Socializing your puppy can seem a little daunting if you’re a new pet owner, but socialization is a hugely important part of your puppy’s upbringing. Pups that aren’t socialized when they are young will be more frightened when encountering children, people or even other dogs, and therefore tend to act more aggressive towards strangers and other pups as they get older. It’s important to introduce your puppy to a wide range of experiences while they are young to will teach them that not every new experience they have is necessarily bad.
Experts differ slightly on the timing, but typically, your puppy’s socialization window starts as soon as you take them home, and lasts until they are about 12 or 16 weeks of age. When you’re socializing your pup, there are a few things you should keep in mind. Let’s take a look at a few tips for getting your new puppy used to playing with others.
Meeting New People
When your puppy is meeting a person for the first time, make sure to keep your pup on their leash. Letting your pup have the ability to run towards a new person and jump up on them encourages that this behavior is acceptable. Instead, keep your puppy’s leash on and keep them from jumping up on the new person. Once your pup has calmly greeted the new person with some sniffs and licks, give your puppy a treat or some food. This will reinforce the idea that even though this person is new and strange, there’s nothing for them to be afraid of.
If you’re introducing your pup to a new person who seems to scare him or her off, ask your friend to ignore the puppy and just have a seat, suggests dog trainer Jolanta Benal. Let your puppy approach your friend at his or her own pace, and reward good behavior with treats and praise – but don’t try to bribe your pup into making friends.
Meeting New Puppies
You want to make sure that you’re teaching your puppy manners that will keep your pup and the pups around you safe and happy while they play. When your puppy is socializing with other dogs for the first time, it’s important to let them play and explore off their leash, noted Benal. This will encourage your pup to learn the behaviors of other dogs and will ultimately teach them to be good socializers.

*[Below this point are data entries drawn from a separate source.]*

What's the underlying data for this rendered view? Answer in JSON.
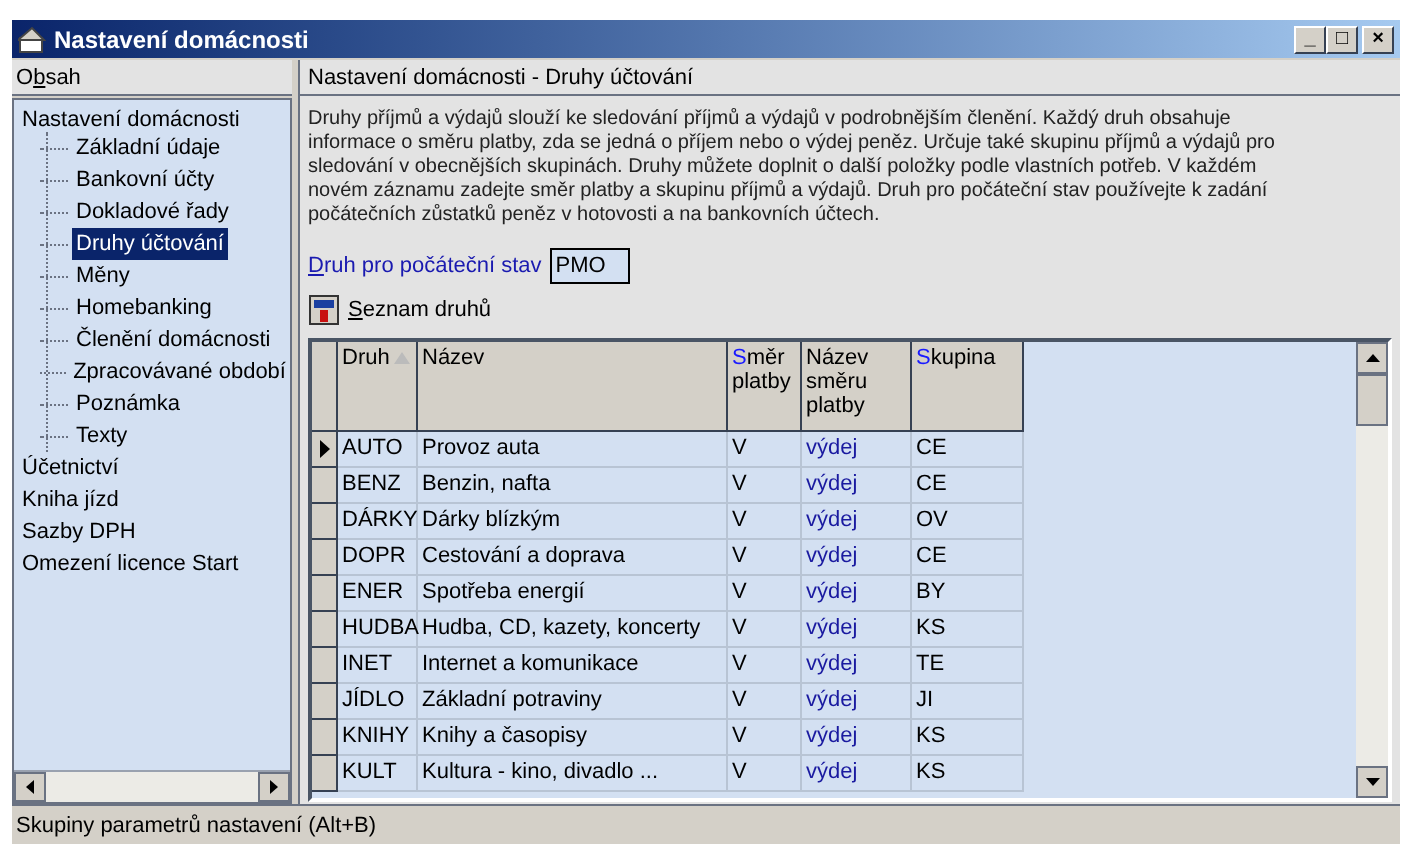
{
  "window": {
    "title": "Nastavení domácnosti",
    "controls": [
      "_",
      "□",
      "×"
    ]
  },
  "sidebar": {
    "header": {
      "before": "O",
      "accel": "b",
      "after": "sah"
    },
    "tree": [
      {
        "label": "Nastavení domácnosti",
        "expanded": true,
        "selected": false,
        "children": [
          {
            "label": "Základní údaje",
            "selected": false
          },
          {
            "label": "Bankovní účty",
            "selected": false
          },
          {
            "label": "Dokladové řady",
            "selected": false
          },
          {
            "label": "Druhy účtování",
            "selected": true
          },
          {
            "label": "Měny",
            "selected": false
          },
          {
            "label": "Homebanking",
            "selected": false
          },
          {
            "label": "Členění domácnosti",
            "selected": false
          },
          {
            "label": "Zpracovávané období",
            "selected": false
          },
          {
            "label": "Poznámka",
            "selected": false
          },
          {
            "label": "Texty",
            "selected": false
          }
        ]
      },
      {
        "label": "Účetnictví",
        "selected": false
      },
      {
        "label": "Kniha jízd",
        "selected": false
      },
      {
        "label": "Sazby DPH",
        "selected": false
      },
      {
        "label": "Omezení licence Start",
        "selected": false
      }
    ]
  },
  "content": {
    "title": "Nastavení domácnosti - Druhy účtování",
    "description": "Druhy příjmů a výdajů slouží ke sledování příjmů a výdajů v podrobnějším členění. Každý druh obsahuje informace o směru platby, zda se jedná o příjem nebo o výdej peněz. Určuje také skupinu příjmů a výdajů pro sledování v obecnějších skupinách. Druhy můžete doplnit o další položky podle vlastních potřeb. V každém novém záznamu zadejte směr platby a skupinu příjmů a výdajů. Druh pro počáteční stav používejte k zadání počátečních zůstatků peněz v hotovosti a na bankovních účtech.",
    "field": {
      "label": {
        "accel": "D",
        "after": "ruh pro počáteční stav"
      },
      "value": "PMO"
    },
    "toolbar_button": {
      "accel": "S",
      "after": "eznam druhů"
    },
    "table": {
      "columns": [
        {
          "rest": "Druh",
          "sorted": true
        },
        {
          "rest": "Název",
          "sorted": false
        },
        {
          "accent": "S",
          "rest": "měr platby",
          "sorted": false
        },
        {
          "rest": "Název směru platby",
          "sorted": false
        },
        {
          "accent": "S",
          "rest": "kupina",
          "sorted": false
        }
      ],
      "rows": [
        {
          "current": true,
          "cells": [
            "AUTO",
            "Provoz auta",
            "V",
            "výdej",
            "CE"
          ]
        },
        {
          "current": false,
          "cells": [
            "BENZ",
            "Benzin, nafta",
            "V",
            "výdej",
            "CE"
          ]
        },
        {
          "current": false,
          "cells": [
            "DÁRKY",
            "Dárky blízkým",
            "V",
            "výdej",
            "OV"
          ]
        },
        {
          "current": false,
          "cells": [
            "DOPR",
            "Cestování a doprava",
            "V",
            "výdej",
            "CE"
          ]
        },
        {
          "current": false,
          "cells": [
            "ENER",
            "Spotřeba energií",
            "V",
            "výdej",
            "BY"
          ]
        },
        {
          "current": false,
          "cells": [
            "HUDBA",
            "Hudba, CD, kazety, koncerty",
            "V",
            "výdej",
            "KS"
          ]
        },
        {
          "current": false,
          "cells": [
            "INET",
            "Internet a komunikace",
            "V",
            "výdej",
            "TE"
          ]
        },
        {
          "current": false,
          "cells": [
            "JÍDLO",
            "Základní potraviny",
            "V",
            "výdej",
            "JI"
          ]
        },
        {
          "current": false,
          "cells": [
            "KNIHY",
            "Knihy a časopisy",
            "V",
            "výdej",
            "KS"
          ]
        },
        {
          "current": false,
          "cells": [
            "KULT",
            "Kultura - kino, divadlo ...",
            "V",
            "výdej",
            "KS"
          ]
        }
      ]
    }
  },
  "status_bar": "Skupiny parametrů nastavení (Alt+B)"
}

It’s important when your puppy is learning to play off-leash that you intervene quite frequently, according to Canine Craze. Puppies tend to get very excited when they are playing with a new dog, and over-excitement can lead to dangerous play that can turn aggressive by one dog or the another quite quickly. Make sure to break up the play between your pup and another dog every 15 to 20 seconds while they are still testing one another’s limits and boundaries. Once you do this often enough, your puppy will learn the behavior, and naturally take breaks to check in with you while he or she is playing.

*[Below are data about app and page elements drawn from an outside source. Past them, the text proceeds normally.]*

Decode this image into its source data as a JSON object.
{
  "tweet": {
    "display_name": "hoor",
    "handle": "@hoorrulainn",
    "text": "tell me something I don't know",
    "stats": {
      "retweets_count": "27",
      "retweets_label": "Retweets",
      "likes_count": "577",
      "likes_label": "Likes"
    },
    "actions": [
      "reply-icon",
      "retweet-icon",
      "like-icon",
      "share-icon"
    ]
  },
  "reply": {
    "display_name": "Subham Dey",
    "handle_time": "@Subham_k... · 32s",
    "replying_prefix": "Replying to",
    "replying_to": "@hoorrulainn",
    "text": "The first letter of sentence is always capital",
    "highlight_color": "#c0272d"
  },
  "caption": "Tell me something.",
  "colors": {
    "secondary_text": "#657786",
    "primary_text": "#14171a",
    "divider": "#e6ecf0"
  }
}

If your puppy is skittish and very aggressive towards new people or experiences – which is not unusual – you may want to speak with a behavior specialist. We do our best to socialize our labradoodle puppies here with other pups and our family, but sometimes even the best-natured puppy can be set awry in the right situation or with a lack of attention and training. Your puppy might need some extra care to learn and retain good behavior, and could potentially benefit from additional training classes.
For more information about socialization, and to learn more tricks and tips for raising a healthy and well-behaved puppy, keep checking back to our blog. To learn more about our upcoming litters or to inquire about reserving a puppy, call us today at 877-850-2022.